Everyday my youngest arrives home from school and his first words are ‘how’s your hand, Mummy?’ When I start to do something or struggle with a task, three voices pipe up asking ‘can we help?’ They now make their own breakfast and lunches, put on washing, sort and put away washing, help with dinner – that’s preparation and dishes – and pretty much do anything, on top of school and homework. I even get help with shoelaces, buttons and zips!
They really are little superheroes in the making. No doubt from the example they get from Dad.
‘Love’ – the caring, nurturing kind – is easy when times are easy. But when times are tough and everything seems stacked against you – these are the times when love and caring and nurturing mean the most.
With everything else going on in the periphery of our life right now – the stress and not-so-good stuff I won't go into here because that's not what this is about – these small acts become grand gestures, and their subtext makes me wake up each morning, grateful. For all I have and all this universe has given me.
Thankfully my thumb will heal, the scars will fade, and life will return to normal. Soon, the pain and inconvenience of my injury will become a distant memory. Not so the love. That’s what keeps me warm inside, even when the storms and cold of winter continue to rage outside.
Thanks so much for stopping by!

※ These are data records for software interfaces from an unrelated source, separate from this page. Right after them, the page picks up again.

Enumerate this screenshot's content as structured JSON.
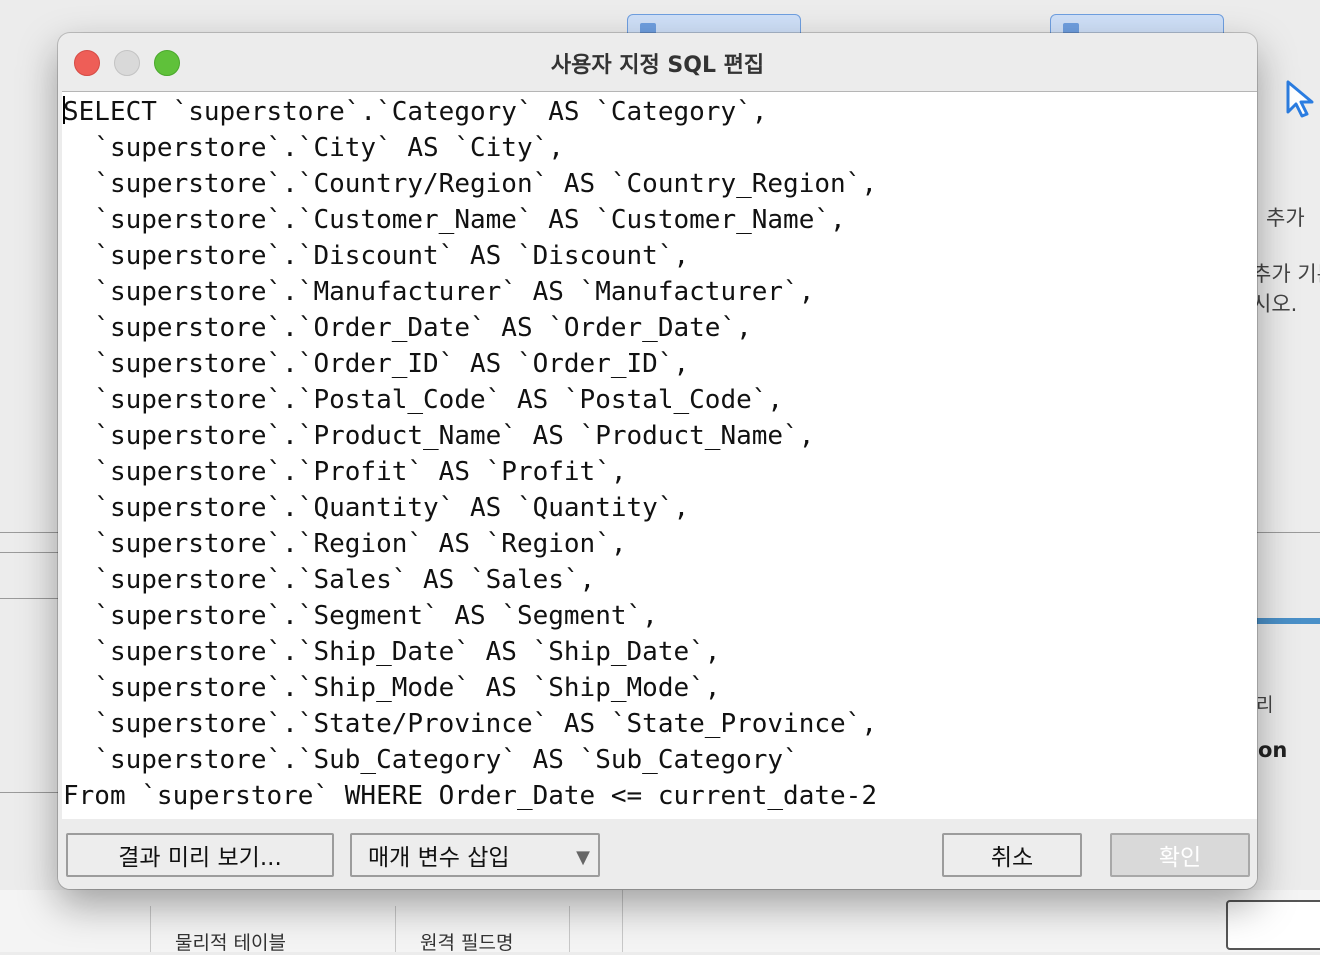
{
  "background": {
    "right_texts": [
      "추가",
      "추가 기본",
      "시오.",
      "리",
      "on"
    ],
    "column_headers": [
      "물리적 테이블",
      "원격 필드명"
    ]
  },
  "dialog": {
    "title": "사용자 지정 SQL 편집",
    "sql_lines": [
      "SELECT `superstore`.`Category` AS `Category`,",
      "  `superstore`.`City` AS `City`,",
      "  `superstore`.`Country/Region` AS `Country_Region`,",
      "  `superstore`.`Customer_Name` AS `Customer_Name`,",
      "  `superstore`.`Discount` AS `Discount`,",
      "  `superstore`.`Manufacturer` AS `Manufacturer`,",
      "  `superstore`.`Order_Date` AS `Order_Date`,",
      "  `superstore`.`Order_ID` AS `Order_ID`,",
      "  `superstore`.`Postal_Code` AS `Postal_Code`,",
      "  `superstore`.`Product_Name` AS `Product_Name`,",
      "  `superstore`.`Profit` AS `Profit`,",
      "  `superstore`.`Quantity` AS `Quantity`,",
      "  `superstore`.`Region` AS `Region`,",
      "  `superstore`.`Sales` AS `Sales`,",
      "  `superstore`.`Segment` AS `Segment`,",
      "  `superstore`.`Ship_Date` AS `Ship_Date`,",
      "  `superstore`.`Ship_Mode` AS `Ship_Mode`,",
      "  `superstore`.`State/Province` AS `State_Province`,",
      "  `superstore`.`Sub_Category` AS `Sub_Category`",
      "From `superstore` WHERE Order_Date <= current_date-2"
    ],
    "buttons": {
      "preview": "결과 미리 보기...",
      "insert_parameter": "매개 변수 삽입",
      "cancel": "취소",
      "ok": "확인"
    }
  }
}
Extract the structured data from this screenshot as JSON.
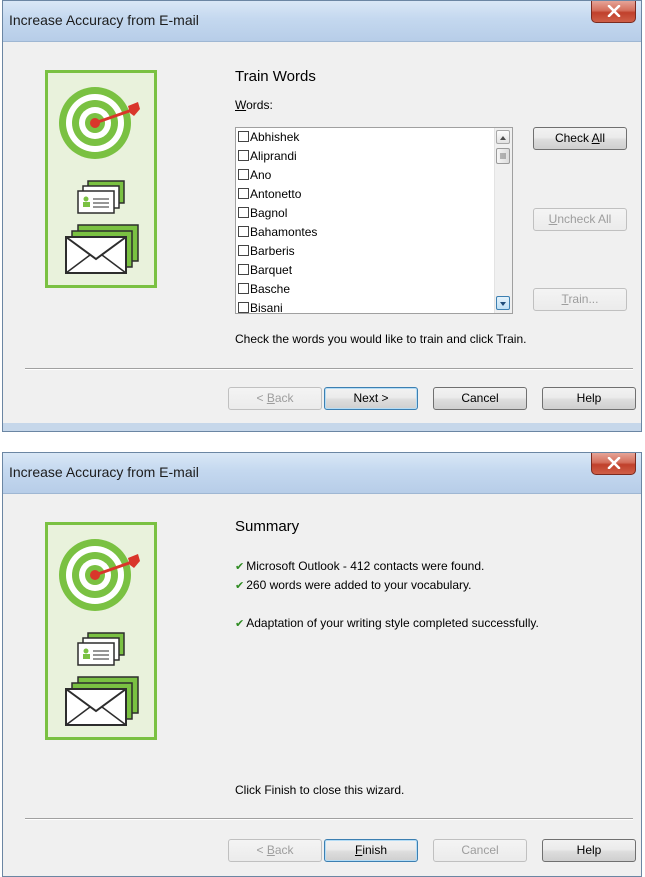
{
  "colors": {
    "accent_green": "#7ac142",
    "titlebar": "#c4d8ef",
    "close_red": "#c0402b",
    "check_green": "#2e8b21"
  },
  "window1": {
    "title": "Increase Accuracy from E-mail",
    "heading": "Train Words",
    "words_label_accel": "W",
    "words_label_rest": "ords:",
    "words": [
      "Abhishek",
      "Aliprandi",
      "Ano",
      "Antonetto",
      "Bagnol",
      "Bahamontes",
      "Barberis",
      "Barquet",
      "Basche",
      "Bisani"
    ],
    "buttons": {
      "check_all_pre": "Check ",
      "check_all_accel": "A",
      "check_all_post": "ll",
      "uncheck_all_accel": "U",
      "uncheck_all_post": "ncheck All",
      "train_accel": "T",
      "train_post": "rain...",
      "back_pre": "< ",
      "back_accel": "B",
      "back_post": "ack",
      "next": "Next >",
      "cancel": "Cancel",
      "help": "Help"
    },
    "instruction": "Check the words you would like to train and click Train."
  },
  "window2": {
    "title": "Increase Accuracy from E-mail",
    "heading": "Summary",
    "lines": [
      "Microsoft Outlook - 412 contacts were found.",
      "260 words were added to your vocabulary.",
      "Adaptation of your writing style completed successfully."
    ],
    "check_icon": "checkmark-icon",
    "instruction": "Click Finish to close this wizard.",
    "buttons": {
      "back_pre": "< ",
      "back_accel": "B",
      "back_post": "ack",
      "finish_accel": "F",
      "finish_post": "inish",
      "cancel": "Cancel",
      "help": "Help"
    }
  }
}
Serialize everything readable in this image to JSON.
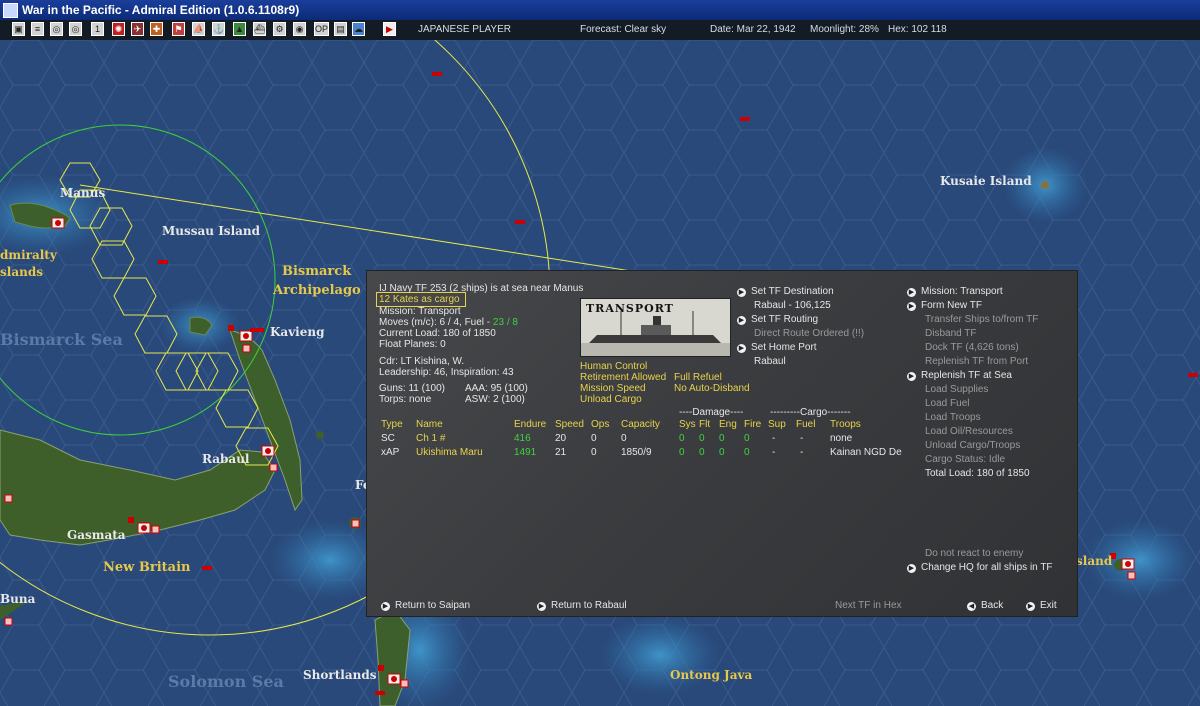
{
  "window": {
    "title": "War in the Pacific - Admiral Edition (1.0.6.1108r9)"
  },
  "toolbar": {
    "player": "JAPANESE PLAYER",
    "forecast": "Forecast: Clear sky",
    "date": "Date: Mar 22, 1942",
    "moonlight": "Moonlight: 28%",
    "hex": "Hex: 102 118"
  },
  "map_labels": {
    "manus": "Manus",
    "mussau": "Mussau Island",
    "admiralty1": "dmiralty",
    "admiralty2": "slands",
    "bismarck1": "Bismarck",
    "bismarck2": "Archipelago",
    "bismarck_sea": "Bismarck Sea",
    "kavieng": "Kavieng",
    "rabaul": "Rabaul",
    "gasmata": "Gasmata",
    "new_britain": "New Britain",
    "buna": "Buna",
    "shortlands": "Shortlands",
    "solomon_sea": "Solomon Sea",
    "ontong_java": "Ontong Java",
    "kusaie": "Kusaie Island",
    "fe": "Fe",
    "island_right": "sland"
  },
  "tf": {
    "header": "IJ Navy TF 253 (2 ships) is at sea near Manus",
    "cargo": "12 Kates as cargo",
    "mission": "Mission: Transport",
    "moves": "Moves (m/c): 6 / 4, Fuel - ",
    "fuel": "23 / 8",
    "load": "Current Load: 180 of 1850",
    "float": "Float Planes: 0",
    "cdr": "Cdr: LT Kishina, W.",
    "leadership": "Leadership: 46, Inspiration: 43",
    "guns": "Guns: 11 (100)",
    "aaa": "AAA: 95 (100)",
    "torps": "Torps: none",
    "asw": "ASW: 2 (100)",
    "photo_label": "TRANSPORT",
    "human_control": "Human Control",
    "retirement": "Retirement Allowed",
    "full_refuel": "Full Refuel",
    "mission_speed": "Mission Speed",
    "no_auto": "No Auto-Disband",
    "unload": "Unload Cargo",
    "set_dest": "Set TF Destination",
    "dest_value": "Rabaul - 106,125",
    "set_routing": "Set TF Routing",
    "routing_value": "Direct Route Ordered (!!)",
    "set_home": "Set Home Port",
    "home_value": "Rabaul"
  },
  "table": {
    "damage_hdr": "----Damage----",
    "cargo_hdr": "---------Cargo-------",
    "cols": [
      "Type",
      "Name",
      "Endure",
      "Speed",
      "Ops",
      "Capacity",
      "Sys",
      "Flt",
      "Eng",
      "Fire",
      "Sup",
      "Fuel",
      "Troops"
    ],
    "rows": [
      [
        "SC",
        "Ch 1 #",
        "416",
        "20",
        "0",
        "0",
        "0",
        "0",
        "0",
        "0",
        "-",
        "-",
        "none"
      ],
      [
        "xAP",
        "Ukishima Maru",
        "1491",
        "21",
        "0",
        "1850/9",
        "0",
        "0",
        "0",
        "0",
        "-",
        "-",
        "Kainan NGD De"
      ]
    ]
  },
  "right_menu": {
    "mission": "Mission: Transport",
    "form": "Form New TF",
    "transfer": "Transfer Ships to/from TF",
    "disband": "Disband TF",
    "dock": "Dock TF (4,626 tons)",
    "replenish_port": "Replenish TF from Port",
    "replenish_sea": "Replenish TF at Sea",
    "load_supplies": "Load Supplies",
    "load_fuel": "Load Fuel",
    "load_troops": "Load Troops",
    "load_oil": "Load Oil/Resources",
    "unload_cargo": "Unload Cargo/Troops",
    "cargo_status": "Cargo Status: Idle",
    "total_load": "Total Load: 180 of 1850",
    "no_react": "Do not react to enemy",
    "change_hq": "Change HQ for all ships in TF"
  },
  "footer": {
    "return_saipan": "Return to Saipan",
    "return_rabaul": "Return to Rabaul",
    "next_tf": "Next TF in Hex",
    "back": "Back",
    "exit": "Exit"
  },
  "colors": {
    "text_yellow": "#e8d34a",
    "text_green": "#3fd23f",
    "ocean": "#2a4a7c",
    "land": "#3c5a2a"
  }
}
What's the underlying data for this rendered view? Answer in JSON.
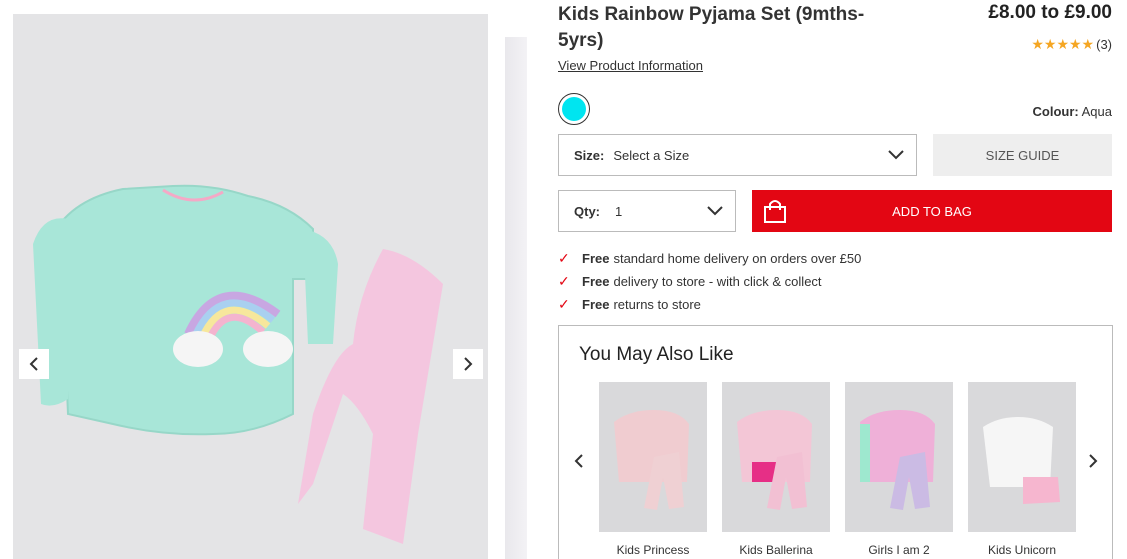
{
  "product": {
    "title": "Kids Rainbow Pyjama Set (9mths-5yrs)",
    "price": "£8.00 to £9.00",
    "stars": "★★★★★",
    "review_count": "(3)",
    "view_info": "View Product Information",
    "colour_label": "Colour:",
    "colour_value": "Aqua",
    "swatch_color": "#00e5f0"
  },
  "size": {
    "label": "Size:",
    "value": "Select a Size",
    "guide": "SIZE GUIDE"
  },
  "qty": {
    "label": "Qty:",
    "value": "1"
  },
  "add_to_bag": "ADD TO BAG",
  "benefits": [
    {
      "bold": "Free",
      "text": "standard home delivery on orders over £50"
    },
    {
      "bold": "Free",
      "text": "delivery to store - with click & collect"
    },
    {
      "bold": "Free",
      "text": "returns to store"
    }
  ],
  "recommendations": {
    "heading": "You May Also Like",
    "items": [
      {
        "name": "Kids Princess"
      },
      {
        "name": "Kids Ballerina"
      },
      {
        "name": "Girls I am 2"
      },
      {
        "name": "Kids Unicorn"
      }
    ]
  },
  "colors": {
    "accent": "#e30613",
    "star": "#f5a623"
  }
}
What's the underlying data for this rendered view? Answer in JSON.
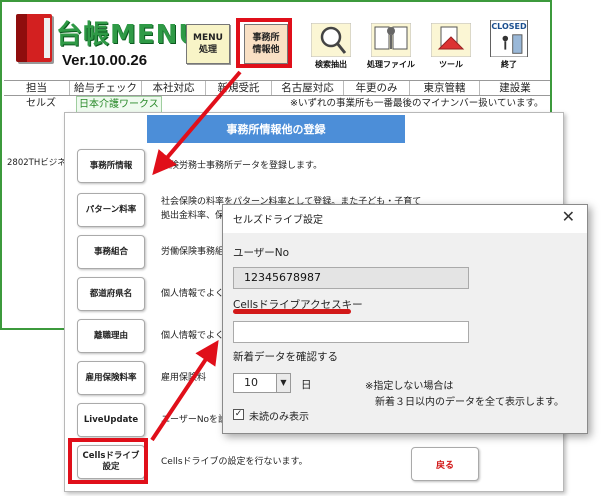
{
  "main": {
    "logo_title": "台帳MENU",
    "version": "Ver.10.00.26",
    "toolbar": {
      "menu_button": [
        "MENU",
        "処理"
      ],
      "office_button": [
        "事務所",
        "情報他"
      ],
      "search_label": "検索抽出",
      "process_label": "処理ファイル",
      "tool_label": "ツール",
      "closed_label_top": "CLOSED",
      "closed_label_bottom": "終了"
    },
    "columns": [
      "担当",
      "給与チェック",
      "本社対応",
      "新規受託",
      "名古屋対応",
      "年更のみ",
      "東京管轄",
      "建設業"
    ],
    "row1": {
      "tanto": "セルズ",
      "company": "日本介護ワークス",
      "note": "※いずれの事業所も一番最後のマイナンバー扱いています。"
    },
    "left_label": "2802THビジネ"
  },
  "office": {
    "title": "事務所情報他の登録",
    "buttons": [
      {
        "label": [
          "事務所情報"
        ],
        "desc": [
          "保険労務士事務所データを登録します。"
        ]
      },
      {
        "label": [
          "パターン料率"
        ],
        "desc": [
          "社会保険の料率をパターン料率として登録。また子ども・子育て",
          "拠出金料率、保"
        ]
      },
      {
        "label": [
          "事務組合"
        ],
        "desc": [
          "労働保険事務組"
        ]
      },
      {
        "label": [
          "都道府県名"
        ],
        "desc": [
          "個人情報でよく"
        ]
      },
      {
        "label": [
          "離職理由"
        ],
        "desc": [
          "個人情報でよく"
        ]
      },
      {
        "label": [
          "雇用保険料率"
        ],
        "desc": [
          "雇用保険料"
        ]
      },
      {
        "label": [
          "LiveUpdate"
        ],
        "desc": [
          "ユーザーNoを設"
        ]
      },
      {
        "label": [
          "Cellsドライブ",
          "設定"
        ],
        "desc": [
          "Cellsドライブの設定を行ないます。"
        ]
      }
    ],
    "back_button": "戻る"
  },
  "dialog": {
    "title": "セルズドライブ設定",
    "close_glyph": "✕",
    "user_no_label": "ユーザーNo",
    "user_no_value": "12345678987",
    "access_key_label": "Cellsドライブアクセスキー",
    "access_key_value": "",
    "new_data_label": "新着データを確認する",
    "days_value": "10",
    "days_unit": "日",
    "note_line1": "※指定しない場合は",
    "note_line2": "新着３日以内のデータを全て表示します。",
    "unread_only_label": "未読のみ表示",
    "unread_only_checked": true
  },
  "colors": {
    "highlight": "#e00f1a",
    "title_bar": "#4c8ed8",
    "logo_green": "#2f9a46",
    "frame_green": "#3c9a3c"
  }
}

What’s your idea of LOVE? How do you or others around you show their loved ones they are special and cherished and, well, loved?
I’d love to hear your stories or your ‘take’ on this topic.
As always, have a fabulous month, and I look forward to seeing you all again in October.
Michelle Somers is a bookworm from way back. An ex-Kiwi who now calls Australia home, she's a professional killer and matchmaker, a storyteller and a romantic. Words are her power and her passion. Her heroes and heroines always get their happy ever after, but she'll put them through one hell of a journey to get there.Michelle lives in Melbourne, Australia, with her real life hero and three little heroes in the making. And Emmie, a furry black feline who thinks she’s a dog. Her debut novel, Lethal in Love won the Romance Writers of Australia's 2016 Romantic Book of the Year (RuBY) and the 2013 Valerie Parv Award.
You can find out all about Michelle, her adventures and her books at www.michelle-somers.com